The Clone Wars

What can I say...

Anakin's new Padawan learner is an annoying know-it-all with an attitude.

Even though all the characters look like the actor who portrayed them in the first three episodes, the producers didn't get all the same actors to do the voices, so there's a bit of a disjoint there.

Also, Jabba the Hutt's uncle looks like a girl.

Other than that it was a good movie advancing the whole Star Wars story.

En gard and may the force be with you

Gizmodo ran a Photoshop contest asking for Ways to Ruin the Olympics Using Technology.

This was the cool, second place winner submitted by Jim Festante.


Superman: Birthright

Another take on the Superman story, Superman: Birthright includes some aspects from Lois and Clark and from Smallville.

One difference is that rather than the "S" insignia representing the house of El, it represents Krypton as a whole being the flag of Krypton.

This change delves into our own (Earth's) tribal differences (Navajo, Scottish kilts, etc.) and rather than Superman wearing the S to represent his family he is using it to represent an entire people and really portrays him as "The Last Son of Krypton."

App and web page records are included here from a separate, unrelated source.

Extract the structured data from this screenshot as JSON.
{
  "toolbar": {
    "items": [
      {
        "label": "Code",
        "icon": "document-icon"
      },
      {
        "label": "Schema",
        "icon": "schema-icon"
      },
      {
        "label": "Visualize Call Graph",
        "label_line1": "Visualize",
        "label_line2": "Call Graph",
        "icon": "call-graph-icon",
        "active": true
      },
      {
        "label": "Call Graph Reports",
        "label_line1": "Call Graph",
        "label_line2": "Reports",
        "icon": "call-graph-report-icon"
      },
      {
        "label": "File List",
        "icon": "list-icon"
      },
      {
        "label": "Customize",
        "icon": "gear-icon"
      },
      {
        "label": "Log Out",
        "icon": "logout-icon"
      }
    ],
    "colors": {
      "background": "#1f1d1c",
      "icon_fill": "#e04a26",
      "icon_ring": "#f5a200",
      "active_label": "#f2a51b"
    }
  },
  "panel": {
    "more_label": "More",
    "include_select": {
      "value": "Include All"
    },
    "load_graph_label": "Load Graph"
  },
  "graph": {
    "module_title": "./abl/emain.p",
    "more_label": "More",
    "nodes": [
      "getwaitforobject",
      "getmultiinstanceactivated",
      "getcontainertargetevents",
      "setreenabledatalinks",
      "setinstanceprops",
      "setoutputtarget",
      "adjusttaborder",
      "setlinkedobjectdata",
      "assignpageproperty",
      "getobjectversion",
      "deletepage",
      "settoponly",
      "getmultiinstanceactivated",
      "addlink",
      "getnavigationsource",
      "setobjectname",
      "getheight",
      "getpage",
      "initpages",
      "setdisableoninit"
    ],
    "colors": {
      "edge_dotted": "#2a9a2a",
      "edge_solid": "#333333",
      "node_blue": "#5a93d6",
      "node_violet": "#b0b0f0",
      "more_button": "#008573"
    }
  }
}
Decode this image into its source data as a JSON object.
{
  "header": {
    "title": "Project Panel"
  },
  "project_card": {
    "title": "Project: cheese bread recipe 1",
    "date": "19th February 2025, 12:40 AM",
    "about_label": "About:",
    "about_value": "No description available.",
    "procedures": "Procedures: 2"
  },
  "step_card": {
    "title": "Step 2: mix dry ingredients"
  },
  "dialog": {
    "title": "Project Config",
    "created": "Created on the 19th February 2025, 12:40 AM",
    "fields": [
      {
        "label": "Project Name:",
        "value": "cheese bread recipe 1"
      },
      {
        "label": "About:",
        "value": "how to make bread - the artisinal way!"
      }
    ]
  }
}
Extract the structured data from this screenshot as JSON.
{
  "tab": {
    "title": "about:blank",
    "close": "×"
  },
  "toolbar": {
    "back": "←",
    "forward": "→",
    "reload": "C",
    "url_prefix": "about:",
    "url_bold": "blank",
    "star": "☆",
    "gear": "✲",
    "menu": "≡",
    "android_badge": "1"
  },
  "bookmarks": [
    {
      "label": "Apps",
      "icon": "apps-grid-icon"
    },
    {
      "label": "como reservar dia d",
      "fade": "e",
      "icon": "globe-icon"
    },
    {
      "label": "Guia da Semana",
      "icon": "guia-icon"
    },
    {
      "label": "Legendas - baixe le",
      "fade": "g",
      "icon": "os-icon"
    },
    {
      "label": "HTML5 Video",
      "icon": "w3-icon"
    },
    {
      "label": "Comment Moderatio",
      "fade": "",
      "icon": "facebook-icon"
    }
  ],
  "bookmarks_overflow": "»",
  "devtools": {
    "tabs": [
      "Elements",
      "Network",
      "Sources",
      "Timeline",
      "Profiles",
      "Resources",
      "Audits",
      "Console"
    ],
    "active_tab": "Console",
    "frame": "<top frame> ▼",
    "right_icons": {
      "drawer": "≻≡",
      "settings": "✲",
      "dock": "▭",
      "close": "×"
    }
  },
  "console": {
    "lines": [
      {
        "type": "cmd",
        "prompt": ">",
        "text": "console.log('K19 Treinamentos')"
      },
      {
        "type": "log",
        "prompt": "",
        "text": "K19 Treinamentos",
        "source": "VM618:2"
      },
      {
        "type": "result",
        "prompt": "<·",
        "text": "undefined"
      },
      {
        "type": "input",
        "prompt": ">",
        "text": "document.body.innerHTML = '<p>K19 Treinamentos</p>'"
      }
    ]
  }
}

Superman: Birthright, originally a twelve-issue, limited-series comic book published by DC Comics in 2003 and 2004, was written by Mark Waid and drawn by Leinil Francis Yu. (Source: Wikipedia.)

However, I think that this is best experienced in the collected version in hardcover or softcover.

Like a DVD set, a collected set in a graphic novel usually includes extras, such as author or artist commentary and extra concept art.

And this doesn't disappoint with a collection of all the cover art as well as the original plot outlines by Mark Waid that discuss his thoughts on the Superman mythology in all its various forms as well as his take as represented in Birthright.

If you're a Superman fan, this is a great book to add to your collection.